Real Estate License Disqualifications
The answer to the question, “Can I get a real estate license with a felony?" is that the qualifications vary from state to state.
For example, in the state of Utah, you must meet some basic requirements to be considered for a real estate license, including:
- Having a high school diploma or equivalent
- Completing the State of Utah's Qualifying Questionnaire
- Meeting the mandatory licensing qualifications of truthfulness, integrity, honesty, and competency
Another example is the state of Arizona, which requires applicants to submit fingerprints for a background check. If you're found with a prior conviction of incarceration, parole, or under community service, you stand to be disqualified.
That said, there are several factors that impact real estate license applicants with a criminal record. Here are a few:
- The type of crime committed
- How long ago the conviction was
- If the crime is related to real estate
- Conviction/charge level
Did You Know?
In Iowa, felons need to wait five years after their conviction and have completed all their conviction requirements to have their application considered by the state.
Becoming a Real Estate Agent With a Felony—Honesty and Transparency

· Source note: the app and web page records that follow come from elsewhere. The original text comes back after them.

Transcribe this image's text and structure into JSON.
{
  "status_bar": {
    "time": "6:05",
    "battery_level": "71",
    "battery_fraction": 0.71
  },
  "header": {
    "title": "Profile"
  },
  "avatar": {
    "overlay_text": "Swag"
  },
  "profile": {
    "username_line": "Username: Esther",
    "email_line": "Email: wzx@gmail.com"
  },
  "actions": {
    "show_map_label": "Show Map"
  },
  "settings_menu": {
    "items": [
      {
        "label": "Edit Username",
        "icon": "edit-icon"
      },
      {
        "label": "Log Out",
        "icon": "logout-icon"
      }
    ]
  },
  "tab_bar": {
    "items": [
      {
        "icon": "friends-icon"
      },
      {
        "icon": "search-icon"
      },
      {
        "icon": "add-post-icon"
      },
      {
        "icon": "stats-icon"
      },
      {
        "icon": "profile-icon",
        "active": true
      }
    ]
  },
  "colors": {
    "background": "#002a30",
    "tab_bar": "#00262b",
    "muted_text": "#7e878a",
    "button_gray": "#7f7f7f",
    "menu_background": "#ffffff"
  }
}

One of the single most important things to keep in mind when trying to earn a real estate license is that transparency really does matter. Trying to hide a "ding" in your criminal record is pointless and will only end up hurting you in the long run. Every state conducts rigorous background checks, so there's no way to hide your past.
Before you begin your Pre-Licensing education, get in touch with your state's real estate commission. Explain to them the following:

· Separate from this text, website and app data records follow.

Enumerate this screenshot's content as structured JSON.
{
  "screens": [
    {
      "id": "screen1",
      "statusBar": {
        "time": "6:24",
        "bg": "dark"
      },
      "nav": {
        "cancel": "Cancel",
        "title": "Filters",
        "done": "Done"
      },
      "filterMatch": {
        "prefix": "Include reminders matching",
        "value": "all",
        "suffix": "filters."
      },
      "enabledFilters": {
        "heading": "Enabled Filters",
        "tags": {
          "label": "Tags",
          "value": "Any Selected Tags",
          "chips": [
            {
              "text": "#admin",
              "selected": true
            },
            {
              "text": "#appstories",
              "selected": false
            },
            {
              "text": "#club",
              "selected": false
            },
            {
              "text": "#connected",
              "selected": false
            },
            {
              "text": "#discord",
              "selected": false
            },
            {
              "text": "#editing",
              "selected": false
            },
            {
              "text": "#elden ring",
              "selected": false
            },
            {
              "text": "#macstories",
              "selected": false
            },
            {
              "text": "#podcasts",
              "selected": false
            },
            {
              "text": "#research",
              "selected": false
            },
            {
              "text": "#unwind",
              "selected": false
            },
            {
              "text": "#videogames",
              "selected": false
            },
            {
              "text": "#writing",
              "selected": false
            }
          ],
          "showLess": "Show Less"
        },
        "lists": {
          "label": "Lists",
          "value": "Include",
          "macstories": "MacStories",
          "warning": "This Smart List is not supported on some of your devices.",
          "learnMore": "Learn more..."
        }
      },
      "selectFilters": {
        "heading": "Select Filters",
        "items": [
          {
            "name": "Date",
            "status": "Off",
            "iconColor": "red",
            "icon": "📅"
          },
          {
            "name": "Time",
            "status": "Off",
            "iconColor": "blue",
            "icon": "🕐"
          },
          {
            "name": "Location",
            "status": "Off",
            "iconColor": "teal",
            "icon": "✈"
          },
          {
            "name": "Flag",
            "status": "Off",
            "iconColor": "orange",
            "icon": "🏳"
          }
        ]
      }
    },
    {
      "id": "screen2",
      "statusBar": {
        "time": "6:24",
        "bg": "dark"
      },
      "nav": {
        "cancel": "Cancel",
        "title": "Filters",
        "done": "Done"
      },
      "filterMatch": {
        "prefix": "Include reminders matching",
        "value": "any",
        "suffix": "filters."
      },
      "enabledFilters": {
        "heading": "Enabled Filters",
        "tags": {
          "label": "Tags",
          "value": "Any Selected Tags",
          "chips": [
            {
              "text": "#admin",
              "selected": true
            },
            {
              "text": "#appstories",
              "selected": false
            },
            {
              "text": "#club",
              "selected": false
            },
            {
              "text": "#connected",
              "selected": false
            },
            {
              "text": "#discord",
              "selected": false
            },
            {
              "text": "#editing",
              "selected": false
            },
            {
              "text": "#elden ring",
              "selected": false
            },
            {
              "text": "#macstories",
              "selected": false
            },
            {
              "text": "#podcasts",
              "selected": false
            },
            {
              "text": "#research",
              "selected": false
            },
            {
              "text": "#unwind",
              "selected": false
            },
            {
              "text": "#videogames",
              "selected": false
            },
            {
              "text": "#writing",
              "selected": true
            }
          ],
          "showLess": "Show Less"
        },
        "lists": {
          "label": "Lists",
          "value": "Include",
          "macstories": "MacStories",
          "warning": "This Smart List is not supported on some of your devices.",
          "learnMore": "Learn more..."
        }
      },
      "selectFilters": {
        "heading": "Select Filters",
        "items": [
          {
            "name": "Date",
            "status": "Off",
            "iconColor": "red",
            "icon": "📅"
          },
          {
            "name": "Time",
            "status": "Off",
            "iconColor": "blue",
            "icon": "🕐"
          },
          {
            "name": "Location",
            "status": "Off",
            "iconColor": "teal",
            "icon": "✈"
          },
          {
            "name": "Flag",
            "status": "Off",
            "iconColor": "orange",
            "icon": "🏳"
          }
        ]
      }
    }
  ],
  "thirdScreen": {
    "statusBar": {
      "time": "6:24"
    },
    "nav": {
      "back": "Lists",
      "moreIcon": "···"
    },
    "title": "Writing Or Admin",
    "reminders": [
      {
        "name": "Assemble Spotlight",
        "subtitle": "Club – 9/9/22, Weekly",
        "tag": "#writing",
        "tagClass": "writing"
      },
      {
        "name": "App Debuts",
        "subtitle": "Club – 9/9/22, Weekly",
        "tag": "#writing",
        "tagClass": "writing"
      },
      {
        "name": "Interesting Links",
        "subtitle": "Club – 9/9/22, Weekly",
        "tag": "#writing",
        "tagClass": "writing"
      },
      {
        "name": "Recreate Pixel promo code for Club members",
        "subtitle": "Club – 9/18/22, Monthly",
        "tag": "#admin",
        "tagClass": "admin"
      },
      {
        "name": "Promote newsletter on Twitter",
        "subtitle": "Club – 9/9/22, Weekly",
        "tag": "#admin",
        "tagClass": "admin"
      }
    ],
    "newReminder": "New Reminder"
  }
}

● Your exact criminal conviction and the circumstances surrounding it
● Why you want to become a real estate agent
● How you feel that you have been rehabilitated/and or changed
● How long it has been since you completed your sentence
Being upfront and honest actually shows your state's commission that you can be trusted — something that goes a long way to demonstrate that you truly deserve a chance in the real estate industry. And while your state's commission will definitely go by whatever rules that are in place, you have a high chance of getting the thumbs up if you come clean right from the outset.
Integrity, transparency, and full disclosure are all crucial in the day-to-day life of a real estate agent, and it all starts with being forthright on your license application. It would be best if you committed to honesty in every single decision you make, both professionally and personally. We're confident that this principle will reward you in the long run.
Felony Reviews for Real Estate License Applications
Some state commissions will require a felony review for felons to earn their real estate license. It's not actually as bad as it sounds. Think of it as a more in-depth look into your criminal history and your journey to rehabilitation.
A felony review typically includes the following:
● Any documents relating to the felony
● The number of felonies or other similar incidents in your history
● The events leading up to the felony
● The relationship of the crime to the practice of real estate
● The severity and nature of the conviction
● The applicant's activities since the completion of the sentence, including payment of restitution, education, employment, participation in rehab, and anything else that suggests a change of character
A felony review might also prove valuable when you're out there hunting for a job. Oftentimes, brokers will ask for your felony review before they draft you as a part of their brokerage. This review acts as tangible proof that you've indeed turned a corner and are ready to help society.
Since a felony review is often a written document, make sure that everything outlined within it is 100% correct. As we said, transparency is key to the application process. Do it right from the onset, and you'll increase your chances of nailing a job in the real estate industry.